Description of the task | Please return the lines of the data that contain "false".

Dataset extract |
################

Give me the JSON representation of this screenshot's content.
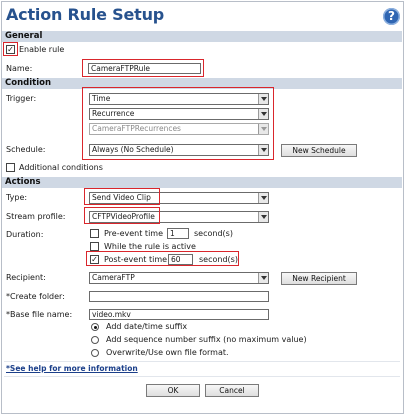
{
  "header": {
    "title": "Action Rule Setup",
    "help_glyph": "?"
  },
  "general": {
    "section_label": "General",
    "enable_rule_label": "Enable rule",
    "enable_rule_checked": true,
    "name_label": "Name:",
    "name_value": "CameraFTPRule"
  },
  "condition": {
    "section_label": "Condition",
    "trigger_label": "Trigger:",
    "trigger_value": "Time",
    "trigger_sub_value": "Recurrence",
    "recurrence_value": "CameraFTPRecurrences",
    "schedule_label": "Schedule:",
    "schedule_value": "Always (No Schedule)",
    "new_schedule_label": "New Schedule",
    "additional_conditions_label": "Additional conditions",
    "additional_conditions_checked": false
  },
  "actions": {
    "section_label": "Actions",
    "type_label": "Type:",
    "type_value": "Send Video Clip",
    "stream_profile_label": "Stream profile:",
    "stream_profile_value": "CFTPVideoProfile",
    "duration_label": "Duration:",
    "pre_event_label": "Pre-event time",
    "pre_event_checked": false,
    "pre_event_value": "1",
    "pre_event_unit": "second(s)",
    "while_active_label": "While the rule is active",
    "while_active_checked": false,
    "post_event_label": "Post-event time",
    "post_event_checked": true,
    "post_event_value": "60",
    "post_event_unit": "second(s)",
    "recipient_label": "Recipient:",
    "recipient_value": "CameraFTP",
    "new_recipient_label": "New Recipient",
    "create_folder_label": "*Create folder:",
    "create_folder_value": "",
    "base_file_name_label": "*Base file name:",
    "base_file_name_value": "video.mkv",
    "suffix_options": [
      {
        "label": "Add date/time suffix",
        "selected": true
      },
      {
        "label": "Add sequence number suffix (no maximum value)",
        "selected": false
      },
      {
        "label": "Overwrite/Use own file format.",
        "selected": false
      }
    ]
  },
  "footer": {
    "help_link_label": "*See help for more information",
    "ok_label": "OK",
    "cancel_label": "Cancel"
  },
  "colors": {
    "title": "#27528e",
    "section_bg": "#cfd8e4",
    "highlight": "#d9262c",
    "link": "#1b3f8a"
  }
}
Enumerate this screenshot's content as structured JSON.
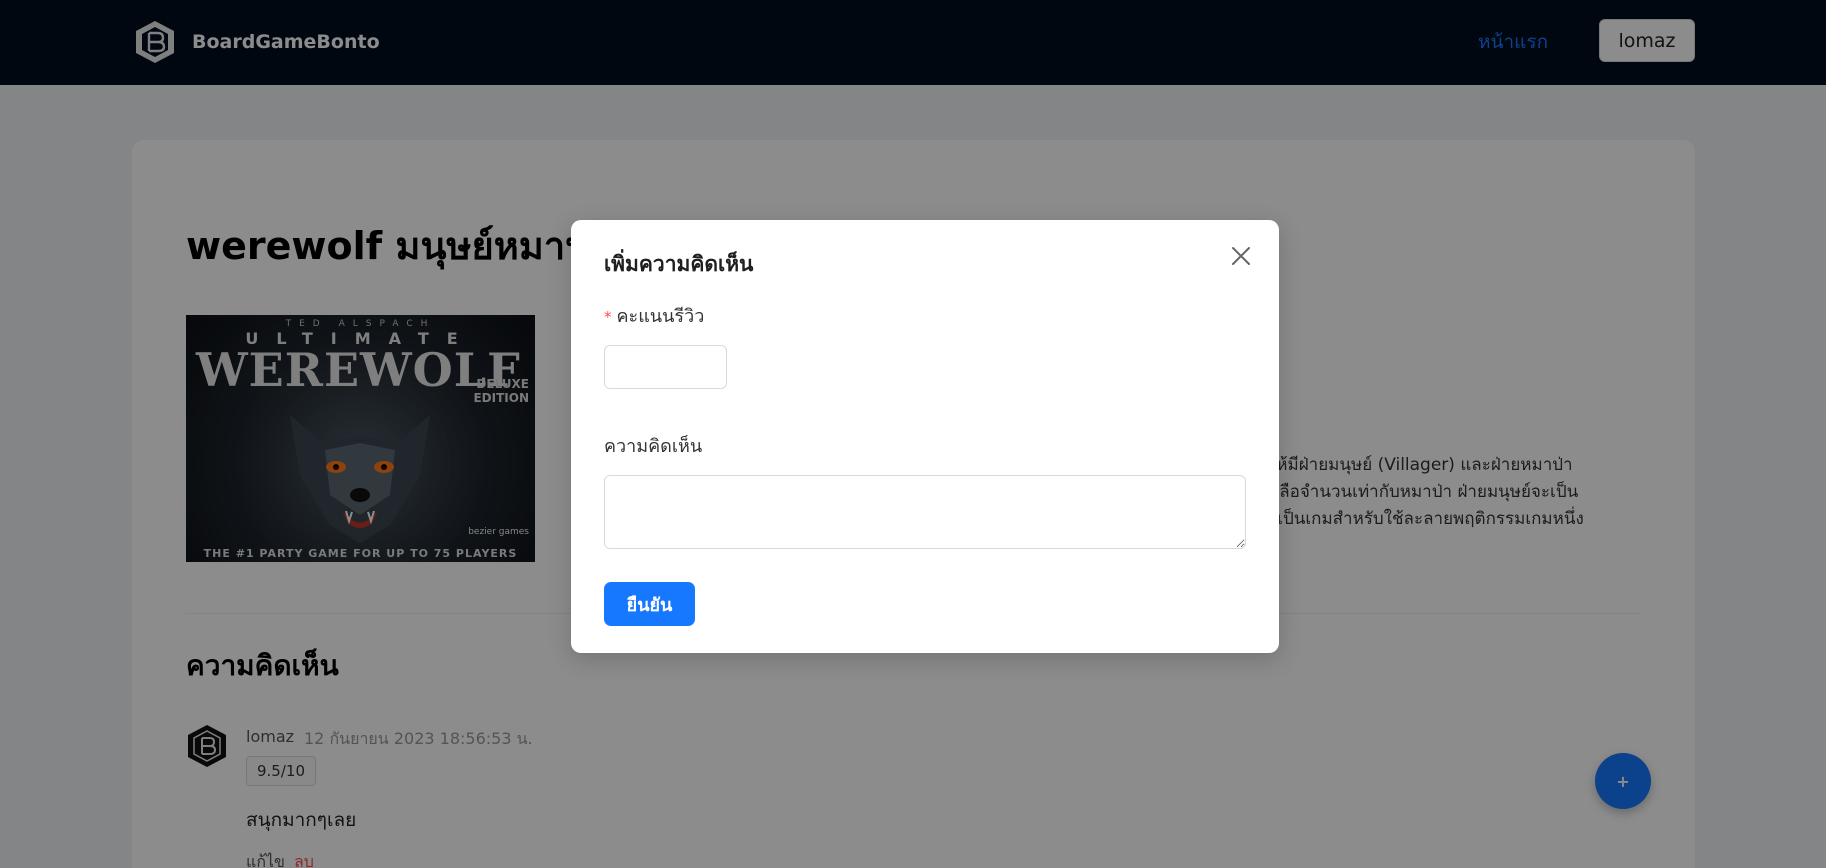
{
  "header": {
    "brand_name": "BoardGameBonto",
    "nav_home": "หน้าแรก",
    "user_button": "lomaz"
  },
  "game": {
    "title": "werewolf มนุษย์หมาป่า",
    "cover": {
      "top_text": "TED ALSPACH",
      "sub_text": "ULTIMATE",
      "title_text": "WEREWOLF",
      "edition_line1": "DELUXE",
      "edition_line2": "EDITION",
      "publisher": "bezier games",
      "tagline": "THE #1 PARTY GAME FOR UP TO 75 PLAYERS"
    },
    "description_lines": [
      "ให้มีฝ่ายมนุษย์ (Villager) และฝ่ายหมาป่า",
      "หลือจำนวนเท่ากับหมาป่า ฝ่ายมนุษย์จะเป็น",
      "ะเป็นเกมสำหรับใช้ละลายพฤติกรรมเกมหนึ่ง"
    ]
  },
  "comments": {
    "section_title": "ความคิดเห็น",
    "items": [
      {
        "author": "lomaz",
        "date": "12 กันยายน 2023 18:56:53 น.",
        "score": "9.5/10",
        "text": "สนุกมากๆเลย",
        "edit_label": "แก้ไข",
        "delete_label": "ลบ"
      }
    ]
  },
  "fab": {
    "label": "+"
  },
  "modal": {
    "title": "เพิ่มความคิดเห็น",
    "score_label": "คะแนนรีวิว",
    "required_mark": "*",
    "score_value": "",
    "comment_label": "ความคิดเห็น",
    "comment_value": "",
    "confirm_label": "ยืนยัน"
  },
  "colors": {
    "navbar_bg": "#000d1f",
    "primary": "#1677ff",
    "danger": "#ff4d4f",
    "overlay": "rgba(0,0,0,0.45)"
  }
}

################

Task output |
    "additional_conditions_checked": false
    "pre_event_checked": false,
    "while_active_checked": false,
        "selected": false
        "selected": false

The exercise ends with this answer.